I carefully pondered whether I should offer my Thought Provoking Perspective on the Ray Lewis sermon for several days. It is very true that anyone can say anything they want to say and, of course, they have the right to do so. However, that does not mean the statements they might make are correct or that I have to agree with the messenger or his/her words. I thought about the near infamous Ray Lewis’ video presentation on Black Lives Matters.
Let me say at the outset that he made some very good points, although, in my view, he was a bit misguided in saying or inferring that black people are not concerned or focused on Black on Black crime. I am going to say this a few times because there is no such thing as Black on Black crime, which is important to note. To me, his presentation in his preacher-like style sounded as if he was pandering to a white audience, and possibly even scripted by someone white.
I say this because a lot of what he said sounded like something you would hear on Fox News or maybe something a Stacey Dash would recite. For example, the popular narrative, alluring to the completely mythical theme that surface every time an unarmed black person is killed by police, or if there is a spike in murders in poverty-stricken urban areas – or both. It goes something like this: “If Black Lives Matter, then how come they don’t matter when it comes to black-on-black crime?” This is white speak because there is no such thing as black on black crime. For example, you never hear the phrase White on White Crime and we know they commit crimes against each other.
In the same sense, the organization chose the name Black Lives Matter because of the weekly killings of unarmed black men, women, and children. Somehow; “they” began to say All Lives Matter! Let’s be clear, if a white person gets killed anywhere on earth “they” will call out the army; all the Black Lives Matter movement is saying, what about black lives – don’t they matter.
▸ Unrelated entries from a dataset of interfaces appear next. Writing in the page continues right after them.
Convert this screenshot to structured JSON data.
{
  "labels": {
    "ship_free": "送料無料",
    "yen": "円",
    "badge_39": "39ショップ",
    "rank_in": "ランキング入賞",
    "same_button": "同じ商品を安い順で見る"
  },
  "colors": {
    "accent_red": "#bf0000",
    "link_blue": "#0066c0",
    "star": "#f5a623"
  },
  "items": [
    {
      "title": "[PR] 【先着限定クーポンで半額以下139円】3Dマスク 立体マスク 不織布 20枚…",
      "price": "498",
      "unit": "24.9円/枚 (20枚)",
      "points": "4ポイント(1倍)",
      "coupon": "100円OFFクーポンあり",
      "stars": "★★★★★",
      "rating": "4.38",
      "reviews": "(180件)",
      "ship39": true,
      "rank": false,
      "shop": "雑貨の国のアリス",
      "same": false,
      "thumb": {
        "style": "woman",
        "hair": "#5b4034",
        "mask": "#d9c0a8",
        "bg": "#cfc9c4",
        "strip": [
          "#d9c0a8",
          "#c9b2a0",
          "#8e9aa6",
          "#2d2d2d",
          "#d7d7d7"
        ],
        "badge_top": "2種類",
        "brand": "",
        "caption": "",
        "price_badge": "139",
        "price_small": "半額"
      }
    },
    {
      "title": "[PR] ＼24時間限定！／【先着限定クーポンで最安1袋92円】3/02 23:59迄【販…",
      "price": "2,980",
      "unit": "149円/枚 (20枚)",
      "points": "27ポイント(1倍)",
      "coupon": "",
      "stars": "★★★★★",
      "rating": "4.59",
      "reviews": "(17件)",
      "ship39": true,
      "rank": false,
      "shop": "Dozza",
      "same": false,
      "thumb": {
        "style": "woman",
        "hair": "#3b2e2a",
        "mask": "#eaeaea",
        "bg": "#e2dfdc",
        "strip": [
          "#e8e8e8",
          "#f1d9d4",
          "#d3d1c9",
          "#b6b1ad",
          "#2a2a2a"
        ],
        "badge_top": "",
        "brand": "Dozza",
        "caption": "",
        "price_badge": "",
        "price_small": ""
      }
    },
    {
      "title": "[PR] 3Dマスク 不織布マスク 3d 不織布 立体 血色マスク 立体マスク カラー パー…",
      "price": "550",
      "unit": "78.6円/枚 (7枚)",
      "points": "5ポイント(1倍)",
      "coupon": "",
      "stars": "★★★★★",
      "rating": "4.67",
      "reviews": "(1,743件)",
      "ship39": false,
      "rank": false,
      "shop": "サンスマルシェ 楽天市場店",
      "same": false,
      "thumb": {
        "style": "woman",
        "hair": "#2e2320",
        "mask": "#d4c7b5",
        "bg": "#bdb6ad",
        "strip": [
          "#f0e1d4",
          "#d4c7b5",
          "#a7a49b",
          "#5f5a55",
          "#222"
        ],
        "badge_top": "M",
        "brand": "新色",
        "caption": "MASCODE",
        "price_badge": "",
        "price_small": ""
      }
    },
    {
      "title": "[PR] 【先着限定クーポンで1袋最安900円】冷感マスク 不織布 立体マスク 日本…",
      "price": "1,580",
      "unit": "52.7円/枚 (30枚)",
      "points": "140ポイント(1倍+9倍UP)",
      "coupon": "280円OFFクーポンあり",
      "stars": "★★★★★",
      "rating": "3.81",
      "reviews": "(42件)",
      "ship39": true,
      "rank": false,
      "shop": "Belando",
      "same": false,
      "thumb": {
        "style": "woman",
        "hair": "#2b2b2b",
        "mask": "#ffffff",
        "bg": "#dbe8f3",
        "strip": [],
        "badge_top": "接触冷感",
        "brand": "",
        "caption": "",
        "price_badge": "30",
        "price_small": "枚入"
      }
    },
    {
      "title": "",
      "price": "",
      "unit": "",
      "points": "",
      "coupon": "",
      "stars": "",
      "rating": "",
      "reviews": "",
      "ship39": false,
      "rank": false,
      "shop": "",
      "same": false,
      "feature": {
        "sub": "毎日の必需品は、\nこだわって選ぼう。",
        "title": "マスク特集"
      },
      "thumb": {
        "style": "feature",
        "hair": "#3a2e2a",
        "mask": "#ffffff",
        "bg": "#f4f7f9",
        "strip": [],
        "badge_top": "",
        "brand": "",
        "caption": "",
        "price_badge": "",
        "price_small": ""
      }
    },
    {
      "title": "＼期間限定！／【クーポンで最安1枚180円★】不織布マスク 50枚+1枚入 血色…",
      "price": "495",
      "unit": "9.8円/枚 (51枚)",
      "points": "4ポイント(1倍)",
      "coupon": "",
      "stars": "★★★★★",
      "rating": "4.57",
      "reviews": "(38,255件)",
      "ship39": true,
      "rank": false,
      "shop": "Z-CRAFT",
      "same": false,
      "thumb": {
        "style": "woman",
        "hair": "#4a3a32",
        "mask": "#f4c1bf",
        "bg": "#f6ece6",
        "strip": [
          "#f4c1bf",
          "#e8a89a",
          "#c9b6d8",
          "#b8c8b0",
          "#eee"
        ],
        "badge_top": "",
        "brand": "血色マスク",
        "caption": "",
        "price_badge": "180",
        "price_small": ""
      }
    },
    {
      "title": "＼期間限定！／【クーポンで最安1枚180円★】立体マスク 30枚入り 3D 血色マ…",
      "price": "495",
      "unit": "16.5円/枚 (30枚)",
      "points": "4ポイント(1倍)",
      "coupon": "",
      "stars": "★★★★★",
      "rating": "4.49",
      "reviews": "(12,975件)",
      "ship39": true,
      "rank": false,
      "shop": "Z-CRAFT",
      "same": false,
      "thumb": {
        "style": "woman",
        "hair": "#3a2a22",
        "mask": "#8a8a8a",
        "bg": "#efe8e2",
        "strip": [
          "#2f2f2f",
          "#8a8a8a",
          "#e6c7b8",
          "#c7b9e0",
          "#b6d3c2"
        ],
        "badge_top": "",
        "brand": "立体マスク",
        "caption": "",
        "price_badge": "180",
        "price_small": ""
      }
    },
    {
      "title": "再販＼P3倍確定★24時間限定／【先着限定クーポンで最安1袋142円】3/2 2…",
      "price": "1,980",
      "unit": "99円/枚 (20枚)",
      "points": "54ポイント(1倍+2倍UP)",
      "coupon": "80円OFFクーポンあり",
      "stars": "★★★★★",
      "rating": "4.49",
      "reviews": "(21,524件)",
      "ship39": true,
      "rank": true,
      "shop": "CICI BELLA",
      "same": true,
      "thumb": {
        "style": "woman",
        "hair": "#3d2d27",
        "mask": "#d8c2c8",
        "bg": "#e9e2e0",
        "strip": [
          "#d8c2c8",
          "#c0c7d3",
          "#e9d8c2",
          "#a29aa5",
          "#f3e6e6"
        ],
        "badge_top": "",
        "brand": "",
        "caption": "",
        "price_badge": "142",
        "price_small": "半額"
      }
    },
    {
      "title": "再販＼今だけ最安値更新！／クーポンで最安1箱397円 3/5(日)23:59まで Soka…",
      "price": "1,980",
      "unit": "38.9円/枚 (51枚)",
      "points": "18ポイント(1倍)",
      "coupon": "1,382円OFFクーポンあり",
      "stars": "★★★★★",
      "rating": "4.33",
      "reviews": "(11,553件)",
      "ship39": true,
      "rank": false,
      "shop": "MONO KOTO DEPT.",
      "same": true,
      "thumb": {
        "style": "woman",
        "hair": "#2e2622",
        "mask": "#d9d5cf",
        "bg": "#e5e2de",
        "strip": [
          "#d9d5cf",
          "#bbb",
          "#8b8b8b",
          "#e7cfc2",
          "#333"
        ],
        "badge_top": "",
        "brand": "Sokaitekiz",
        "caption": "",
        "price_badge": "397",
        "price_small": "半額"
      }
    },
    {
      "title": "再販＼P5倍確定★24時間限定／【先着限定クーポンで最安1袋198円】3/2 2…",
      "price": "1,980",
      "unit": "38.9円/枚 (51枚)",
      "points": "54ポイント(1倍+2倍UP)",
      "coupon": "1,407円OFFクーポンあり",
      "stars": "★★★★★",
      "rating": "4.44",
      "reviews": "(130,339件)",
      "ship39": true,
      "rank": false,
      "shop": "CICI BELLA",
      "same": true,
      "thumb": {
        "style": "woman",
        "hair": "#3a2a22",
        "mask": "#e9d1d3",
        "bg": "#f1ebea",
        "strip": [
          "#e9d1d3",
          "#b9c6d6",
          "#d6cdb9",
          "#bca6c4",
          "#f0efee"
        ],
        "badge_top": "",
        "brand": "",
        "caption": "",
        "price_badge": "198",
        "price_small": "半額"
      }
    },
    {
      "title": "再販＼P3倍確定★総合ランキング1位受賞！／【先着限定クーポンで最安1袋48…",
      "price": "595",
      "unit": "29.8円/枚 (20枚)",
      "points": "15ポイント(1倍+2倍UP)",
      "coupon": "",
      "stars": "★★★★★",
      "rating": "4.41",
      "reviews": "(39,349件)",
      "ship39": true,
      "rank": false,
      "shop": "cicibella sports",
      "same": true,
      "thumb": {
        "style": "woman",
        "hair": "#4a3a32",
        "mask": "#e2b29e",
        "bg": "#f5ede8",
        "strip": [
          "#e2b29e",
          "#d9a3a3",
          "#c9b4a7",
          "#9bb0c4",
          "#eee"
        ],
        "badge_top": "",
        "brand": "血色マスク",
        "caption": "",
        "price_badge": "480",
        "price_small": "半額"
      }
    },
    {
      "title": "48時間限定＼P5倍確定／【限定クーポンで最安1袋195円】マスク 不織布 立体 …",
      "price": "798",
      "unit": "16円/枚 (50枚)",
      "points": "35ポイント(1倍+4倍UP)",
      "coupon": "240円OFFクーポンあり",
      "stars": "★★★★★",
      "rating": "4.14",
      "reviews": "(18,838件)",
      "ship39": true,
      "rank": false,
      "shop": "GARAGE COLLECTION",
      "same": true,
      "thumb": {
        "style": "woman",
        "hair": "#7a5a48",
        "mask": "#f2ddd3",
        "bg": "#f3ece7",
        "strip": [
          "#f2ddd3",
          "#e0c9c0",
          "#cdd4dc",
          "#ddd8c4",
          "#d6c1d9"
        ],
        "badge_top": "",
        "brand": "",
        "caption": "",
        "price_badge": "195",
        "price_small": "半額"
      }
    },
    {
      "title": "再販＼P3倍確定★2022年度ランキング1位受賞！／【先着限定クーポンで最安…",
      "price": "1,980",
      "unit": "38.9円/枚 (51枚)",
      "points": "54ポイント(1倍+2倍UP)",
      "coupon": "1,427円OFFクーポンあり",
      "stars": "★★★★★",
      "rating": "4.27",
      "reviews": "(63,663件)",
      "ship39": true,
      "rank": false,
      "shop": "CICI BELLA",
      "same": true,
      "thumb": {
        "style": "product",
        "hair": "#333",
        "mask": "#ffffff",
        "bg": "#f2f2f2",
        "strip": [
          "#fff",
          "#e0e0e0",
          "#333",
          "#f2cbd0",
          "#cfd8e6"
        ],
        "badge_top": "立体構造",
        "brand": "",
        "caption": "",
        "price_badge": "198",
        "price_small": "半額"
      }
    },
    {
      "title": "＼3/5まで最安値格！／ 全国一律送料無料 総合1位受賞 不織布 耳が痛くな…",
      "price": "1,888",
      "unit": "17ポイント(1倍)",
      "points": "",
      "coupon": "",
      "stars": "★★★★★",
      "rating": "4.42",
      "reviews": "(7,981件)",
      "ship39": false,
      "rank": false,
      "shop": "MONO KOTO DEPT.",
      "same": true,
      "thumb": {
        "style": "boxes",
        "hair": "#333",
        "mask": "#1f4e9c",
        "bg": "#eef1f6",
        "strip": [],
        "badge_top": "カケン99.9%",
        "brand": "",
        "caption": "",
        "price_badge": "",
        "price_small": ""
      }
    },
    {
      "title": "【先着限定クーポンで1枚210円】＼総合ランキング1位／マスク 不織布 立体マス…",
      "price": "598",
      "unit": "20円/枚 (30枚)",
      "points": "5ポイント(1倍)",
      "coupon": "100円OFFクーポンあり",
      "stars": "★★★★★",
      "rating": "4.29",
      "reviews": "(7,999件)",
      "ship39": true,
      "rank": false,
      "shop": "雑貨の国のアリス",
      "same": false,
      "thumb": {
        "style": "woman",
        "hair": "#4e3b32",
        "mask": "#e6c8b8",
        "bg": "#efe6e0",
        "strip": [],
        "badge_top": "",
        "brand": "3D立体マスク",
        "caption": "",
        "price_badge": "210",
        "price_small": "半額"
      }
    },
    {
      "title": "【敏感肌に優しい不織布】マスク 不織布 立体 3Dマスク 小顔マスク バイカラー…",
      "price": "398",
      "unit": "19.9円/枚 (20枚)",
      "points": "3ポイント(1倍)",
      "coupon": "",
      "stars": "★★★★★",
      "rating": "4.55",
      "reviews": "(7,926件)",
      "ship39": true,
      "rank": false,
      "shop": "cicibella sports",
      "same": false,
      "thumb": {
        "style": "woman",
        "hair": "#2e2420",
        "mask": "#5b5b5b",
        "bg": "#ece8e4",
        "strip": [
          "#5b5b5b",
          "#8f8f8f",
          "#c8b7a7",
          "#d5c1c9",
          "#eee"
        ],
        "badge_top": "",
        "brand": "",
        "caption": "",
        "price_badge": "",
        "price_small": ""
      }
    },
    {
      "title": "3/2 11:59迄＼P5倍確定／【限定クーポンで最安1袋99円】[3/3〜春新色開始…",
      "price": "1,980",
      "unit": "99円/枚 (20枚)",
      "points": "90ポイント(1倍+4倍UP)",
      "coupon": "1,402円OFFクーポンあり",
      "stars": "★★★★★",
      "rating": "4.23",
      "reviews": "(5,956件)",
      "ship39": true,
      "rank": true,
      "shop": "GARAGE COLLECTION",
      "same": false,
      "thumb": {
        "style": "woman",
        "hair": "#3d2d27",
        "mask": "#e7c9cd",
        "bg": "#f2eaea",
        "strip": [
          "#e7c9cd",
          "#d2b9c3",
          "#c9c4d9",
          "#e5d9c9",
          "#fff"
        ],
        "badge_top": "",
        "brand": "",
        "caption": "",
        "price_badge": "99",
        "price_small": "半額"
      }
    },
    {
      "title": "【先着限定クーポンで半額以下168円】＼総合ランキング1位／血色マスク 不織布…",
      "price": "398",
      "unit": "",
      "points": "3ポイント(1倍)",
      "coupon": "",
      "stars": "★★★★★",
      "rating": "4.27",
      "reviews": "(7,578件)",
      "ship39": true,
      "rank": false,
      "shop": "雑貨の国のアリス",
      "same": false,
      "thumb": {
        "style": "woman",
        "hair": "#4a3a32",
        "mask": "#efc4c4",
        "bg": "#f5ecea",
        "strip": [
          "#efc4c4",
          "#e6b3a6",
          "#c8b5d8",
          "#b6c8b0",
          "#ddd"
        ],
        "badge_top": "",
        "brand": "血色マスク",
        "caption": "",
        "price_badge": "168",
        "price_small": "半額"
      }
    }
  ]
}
There is always a famous face to push the theme the Fox News types want, which is to change the narrative. Lewis’ video in which he states this myth in, basically, a sermon that decries the surge in murders in Chicago this year while managing to lay the blame on the Black Lives Matter movement inferring they doesn’t care about such things. Until the Black Lives Movement came to be the many killings by police was hardly mentioned in the news. This is important and needed because now some attempt to address police misconduct. Is one more right than the other, of course not but we pay the police.
Let’s be clear, Ray Lewis is an athlete, albeit a good one, he is a football player and must appeal to white folk to continue to obtain marketing and other opportunities. I did not hear his voice concerning the uprising during the Freddy Gray police action in the city where he lives, which is also one of the most crime-ridden cities thrown into turmoil by a death of a man in police custody. I do appreciate his passionate, intense feelings and maybe his sincere approach but in my view – he was a bit misinformed.
Lewis angrily is walking down a dangerous, counterproductive path, or I should say a slippery slope. He’s leading a lot of people down there with him because of his star appeal. They follow him and heed his every word because he carries that much cachet in the city and beyond. Frankly, what got to me was the ironic timing of his video; just weeks before the anniversary of the unrest in Baltimore surrounding the death of Freddie Gray. I say this is a white folk move to divert the attention from that fact.
If Lewis really thinks “nobody” is trying to stop crime in cities like Baltimore and Chicago, somebody has been lying to him. That narrative is simply not true! It’s also not true about activists who are fighting police brutality and misconduct, which was the motivation behind the formation of the Black Lives Matter Movement. We must remember there were those who disagreed with both Martin and Malcolm on issues and their approach. Of course, we can agree to disagree, but we should be honest in the approach to the topic.
If he had thought about his attempt to bring forth this issue of Black on Black crime; he would have discovered that the very term “black on black crime,” is a myth! Further, the time and place the phrase is often used is an old, not-very-original tactic to change the subject away from the abuse of vulnerable populations by people who are sworn to protect and serve them.
Make no mistake; I applaud Ray for his success and his concern for black people but if he chooses to have some input on the subject of the organization maybe he should try sending one based on facts, not fiction. Still we can agree to disagree concerning his message, and frankly I disagree with him on this rant. And that’s my thought provoking perspective…